Jacob Sullum writes on Reason:
Yesterday the Justice Department unsealed an indictment that charges eight men from three countries with running “a sophisticated online drug marketplace that sold everything from marijuana to mescaline to some 3,000 people around the world,” AP reports:
“The Farmer’s Market”…allowed suppliers of drugs—including LSD, Ecstasy and ketamine—to anonymously sell their wares online. They hooked up with buyers in 34 countries and accepted various forms of payment, including cash, Western Union and PayPal transactions, the indictment claims….
The market “provided a controlled substances storefront, order forms, online forums, customer service, and payment methods for the different sources of supply” and charged the suppliers a commission based upon the value of the order, according to a statement from the U.S. attorney’s office in Los Angeles.
“For customers, the operators screened all sources of supply and guaranteed delivery of the illegal drugs,” the statement said …. The marketplace allegedly used the Tor network, which spreads website and email communications through a volunteer network of servers around the world in order to mask Internet address information…”

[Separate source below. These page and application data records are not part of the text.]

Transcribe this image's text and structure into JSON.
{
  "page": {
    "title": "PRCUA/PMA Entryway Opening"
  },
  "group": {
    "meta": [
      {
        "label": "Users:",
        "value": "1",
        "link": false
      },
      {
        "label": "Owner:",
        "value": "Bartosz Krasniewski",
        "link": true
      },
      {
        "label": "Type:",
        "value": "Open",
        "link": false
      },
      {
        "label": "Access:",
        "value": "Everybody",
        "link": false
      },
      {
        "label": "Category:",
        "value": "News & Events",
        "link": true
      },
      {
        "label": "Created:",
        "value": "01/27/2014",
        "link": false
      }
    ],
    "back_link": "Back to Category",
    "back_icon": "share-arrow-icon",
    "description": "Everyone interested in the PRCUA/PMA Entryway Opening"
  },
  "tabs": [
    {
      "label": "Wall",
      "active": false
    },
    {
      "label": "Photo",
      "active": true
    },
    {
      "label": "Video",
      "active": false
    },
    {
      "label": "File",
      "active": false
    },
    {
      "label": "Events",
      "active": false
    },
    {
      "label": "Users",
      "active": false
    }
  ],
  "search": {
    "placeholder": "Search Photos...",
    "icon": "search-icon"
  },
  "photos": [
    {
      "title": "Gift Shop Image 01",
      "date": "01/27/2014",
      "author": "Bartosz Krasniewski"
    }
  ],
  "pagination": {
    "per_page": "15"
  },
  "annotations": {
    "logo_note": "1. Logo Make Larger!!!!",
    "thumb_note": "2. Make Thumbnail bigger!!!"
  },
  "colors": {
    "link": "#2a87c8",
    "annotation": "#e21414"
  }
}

“Believe me, you don’t want the state having the power to strip your clothes off. And yet, it’s exactly what is happening…” Naomi Wolf writes in the Guardian:
In a five-four ruling this week, the supreme court decided that anyone can be strip-searched upon arrest for any offense, however minor, at any time. This horror show ruling joins two recent horror show laws: the NDAA, which lets anyone be arrested forever at any time, and HR 347, the “trespass bill”, which gives you a 10-year sentence for protesting anywhere near someone with secret service protection. These criminalizations of being human follow, of course, the mini-uprising of the Occupy movement.
Is American strip-searching benign? The man who had brought the initial suit, Albert Florence, described having been told to “turn around. Squat and cough. Spread your cheeks.” He said he felt humiliated: “It made me feel like less of a man.”
In surreal reasoning, justice Anthony Kennedy explained that this ruling is necessary because the 9/11 bomber could have been stopped for speeding. How would strip searching him have prevented the attack? Did justice Kennedy imagine that plans to blow up the twin towers had been concealed in a body cavity? In still more bizarre non-logic, his and the other justices’ decision rests on concerns about weapons and contraband in prison systems. But people under arrest — that is, who are not yet convicted — haven’t been introduced into a prison population.